The records section start

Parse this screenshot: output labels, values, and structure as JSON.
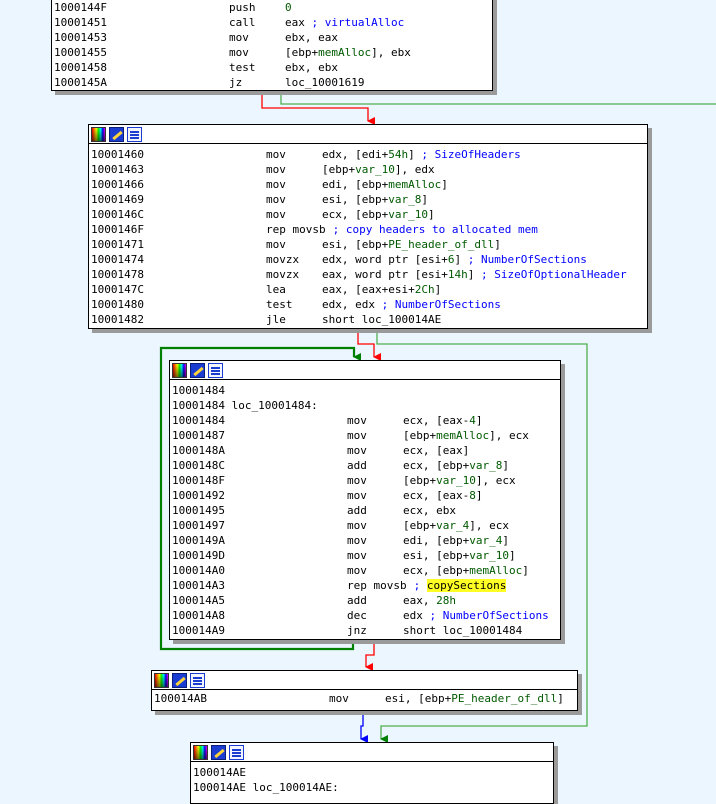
{
  "colors": {
    "background": "#ebf6fe",
    "edge_true": "#008000",
    "edge_false": "#ff0000",
    "edge_uncond": "#0000ff",
    "highlight": "#ffff26"
  },
  "node_toolbar_icons": [
    "color-palette-icon",
    "rename-icon",
    "graph-overview-icon"
  ],
  "block1": {
    "lines": [
      {
        "addr": "1000144F",
        "mn": "push",
        "ops": [
          {
            "t": "0",
            "c": "ref"
          }
        ]
      },
      {
        "addr": "10001451",
        "mn": "call",
        "ops": [
          {
            "t": "eax "
          },
          {
            "t": "; virtualAlloc",
            "c": "cmt"
          }
        ]
      },
      {
        "addr": "10001453",
        "mn": "mov",
        "ops": [
          {
            "t": "ebx, eax"
          }
        ]
      },
      {
        "addr": "10001455",
        "mn": "mov",
        "ops": [
          {
            "t": "[ebp+"
          },
          {
            "t": "memAlloc",
            "c": "ref"
          },
          {
            "t": "], ebx"
          }
        ]
      },
      {
        "addr": "10001458",
        "mn": "test",
        "ops": [
          {
            "t": "ebx, ebx"
          }
        ]
      },
      {
        "addr": "1000145A",
        "mn": "jz",
        "ops": [
          {
            "t": "loc_10001619"
          }
        ]
      }
    ]
  },
  "block2": {
    "lines": [
      {
        "addr": "10001460",
        "mn": "mov",
        "ops": [
          {
            "t": "edx, [edi+"
          },
          {
            "t": "54h",
            "c": "ref"
          },
          {
            "t": "] "
          },
          {
            "t": "; SizeOfHeaders",
            "c": "cmt"
          }
        ]
      },
      {
        "addr": "10001463",
        "mn": "mov",
        "ops": [
          {
            "t": "[ebp+"
          },
          {
            "t": "var_10",
            "c": "ref"
          },
          {
            "t": "], edx"
          }
        ]
      },
      {
        "addr": "10001466",
        "mn": "mov",
        "ops": [
          {
            "t": "edi, [ebp+"
          },
          {
            "t": "memAlloc",
            "c": "ref"
          },
          {
            "t": "]"
          }
        ]
      },
      {
        "addr": "10001469",
        "mn": "mov",
        "ops": [
          {
            "t": "esi, [ebp+"
          },
          {
            "t": "var_8",
            "c": "ref"
          },
          {
            "t": "]"
          }
        ]
      },
      {
        "addr": "1000146C",
        "mn": "mov",
        "ops": [
          {
            "t": "ecx, [ebp+"
          },
          {
            "t": "var_10",
            "c": "ref"
          },
          {
            "t": "]"
          }
        ]
      },
      {
        "addr": "1000146F",
        "mn": "rep movsb",
        "wide": true,
        "ops": [
          {
            "t": "; copy headers to allocated mem",
            "c": "cmt"
          }
        ]
      },
      {
        "addr": "10001471",
        "mn": "mov",
        "ops": [
          {
            "t": "esi, [ebp+"
          },
          {
            "t": "PE_header_of_dll",
            "c": "ref"
          },
          {
            "t": "]"
          }
        ]
      },
      {
        "addr": "10001474",
        "mn": "movzx",
        "ops": [
          {
            "t": "edx, word ptr [esi+"
          },
          {
            "t": "6",
            "c": "ref"
          },
          {
            "t": "] "
          },
          {
            "t": "; NumberOfSections",
            "c": "cmt"
          }
        ]
      },
      {
        "addr": "10001478",
        "mn": "movzx",
        "ops": [
          {
            "t": "eax, word ptr [esi+"
          },
          {
            "t": "14h",
            "c": "ref"
          },
          {
            "t": "] "
          },
          {
            "t": "; SizeOfOptionalHeader",
            "c": "cmt"
          }
        ]
      },
      {
        "addr": "1000147C",
        "mn": "lea",
        "ops": [
          {
            "t": "eax, [eax+esi+"
          },
          {
            "t": "2Ch",
            "c": "ref"
          },
          {
            "t": "]"
          }
        ]
      },
      {
        "addr": "10001480",
        "mn": "test",
        "ops": [
          {
            "t": "edx, edx "
          },
          {
            "t": "; NumberOfSections",
            "c": "cmt"
          }
        ]
      },
      {
        "addr": "10001482",
        "mn": "jle",
        "ops": [
          {
            "t": "short loc_100014AE"
          }
        ]
      }
    ]
  },
  "block3": {
    "header_lines": [
      {
        "addr": "10001484",
        "label": ""
      },
      {
        "addr": "10001484",
        "label": "loc_10001484:"
      }
    ],
    "lines": [
      {
        "addr": "10001484",
        "mn": "mov",
        "ops": [
          {
            "t": "ecx, [eax-"
          },
          {
            "t": "4",
            "c": "ref"
          },
          {
            "t": "]"
          }
        ]
      },
      {
        "addr": "10001487",
        "mn": "mov",
        "ops": [
          {
            "t": "[ebp+"
          },
          {
            "t": "memAlloc",
            "c": "ref"
          },
          {
            "t": "], ecx"
          }
        ]
      },
      {
        "addr": "1000148A",
        "mn": "mov",
        "ops": [
          {
            "t": "ecx, [eax]"
          }
        ]
      },
      {
        "addr": "1000148C",
        "mn": "add",
        "ops": [
          {
            "t": "ecx, [ebp+"
          },
          {
            "t": "var_8",
            "c": "ref"
          },
          {
            "t": "]"
          }
        ]
      },
      {
        "addr": "1000148F",
        "mn": "mov",
        "ops": [
          {
            "t": "[ebp+"
          },
          {
            "t": "var_10",
            "c": "ref"
          },
          {
            "t": "], ecx"
          }
        ]
      },
      {
        "addr": "10001492",
        "mn": "mov",
        "ops": [
          {
            "t": "ecx, [eax-"
          },
          {
            "t": "8",
            "c": "ref"
          },
          {
            "t": "]"
          }
        ]
      },
      {
        "addr": "10001495",
        "mn": "add",
        "ops": [
          {
            "t": "ecx, ebx"
          }
        ]
      },
      {
        "addr": "10001497",
        "mn": "mov",
        "ops": [
          {
            "t": "[ebp+"
          },
          {
            "t": "var_4",
            "c": "ref"
          },
          {
            "t": "], ecx"
          }
        ]
      },
      {
        "addr": "1000149A",
        "mn": "mov",
        "ops": [
          {
            "t": "edi, [ebp+"
          },
          {
            "t": "var_4",
            "c": "ref"
          },
          {
            "t": "]"
          }
        ]
      },
      {
        "addr": "1000149D",
        "mn": "mov",
        "ops": [
          {
            "t": "esi, [ebp+"
          },
          {
            "t": "var_10",
            "c": "ref"
          },
          {
            "t": "]"
          }
        ]
      },
      {
        "addr": "100014A0",
        "mn": "mov",
        "ops": [
          {
            "t": "ecx, [ebp+"
          },
          {
            "t": "memAlloc",
            "c": "ref"
          },
          {
            "t": "]"
          }
        ]
      },
      {
        "addr": "100014A3",
        "mn": "rep movsb",
        "wide": true,
        "ops": [
          {
            "t": "; ",
            "c": "cmt"
          },
          {
            "t": "copySections",
            "c": "hl"
          }
        ]
      },
      {
        "addr": "100014A5",
        "mn": "add",
        "ops": [
          {
            "t": "eax, "
          },
          {
            "t": "28h",
            "c": "ref"
          }
        ]
      },
      {
        "addr": "100014A8",
        "mn": "dec",
        "ops": [
          {
            "t": "edx "
          },
          {
            "t": "; NumberOfSections",
            "c": "cmt"
          }
        ]
      },
      {
        "addr": "100014A9",
        "mn": "jnz",
        "ops": [
          {
            "t": "short loc_10001484"
          }
        ]
      }
    ]
  },
  "block4": {
    "lines": [
      {
        "addr": "100014AB",
        "mn": "mov",
        "ops": [
          {
            "t": "esi, [ebp+"
          },
          {
            "t": "PE_header_of_dll",
            "c": "ref"
          },
          {
            "t": "]"
          }
        ]
      }
    ]
  },
  "block5": {
    "header_lines": [
      {
        "addr": "100014AE",
        "label": ""
      },
      {
        "addr": "100014AE",
        "label": "loc_100014AE:"
      }
    ]
  }
}
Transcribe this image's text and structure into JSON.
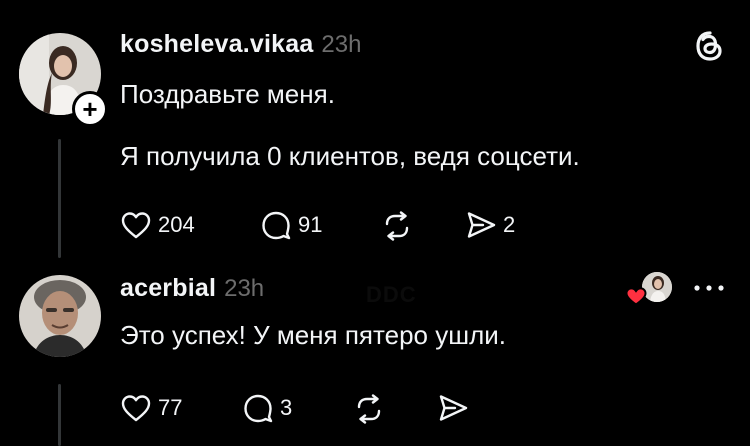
{
  "post": {
    "username": "kosheleva.vikaa",
    "time": "23h",
    "line1": "Поздравьте меня.",
    "line2": "Я получила 0 клиентов, ведя соцсети.",
    "actions": {
      "likes": "204",
      "replies": "91",
      "shares": "2"
    }
  },
  "reply": {
    "username": "acerbial",
    "time": "23h",
    "text": "Это успех! У меня пятеро ушли.",
    "actions": {
      "likes": "77",
      "replies": "3"
    }
  },
  "watermark": "DDC",
  "icons": {
    "app": "threads-logo-icon",
    "follow": "plus-icon",
    "like": "heart-icon",
    "reply": "comment-icon",
    "repost": "repost-icon",
    "share": "send-icon",
    "more": "more-icon"
  },
  "colors": {
    "background": "#000000",
    "text": "#f3f5f7",
    "muted": "#6d6d6d",
    "heart": "#ff3040"
  }
}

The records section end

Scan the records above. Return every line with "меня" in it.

Answer for this exercise:
    "line1": "Поздравьте меня.",
    "text": "Это успех! У меня пятеро ушли.",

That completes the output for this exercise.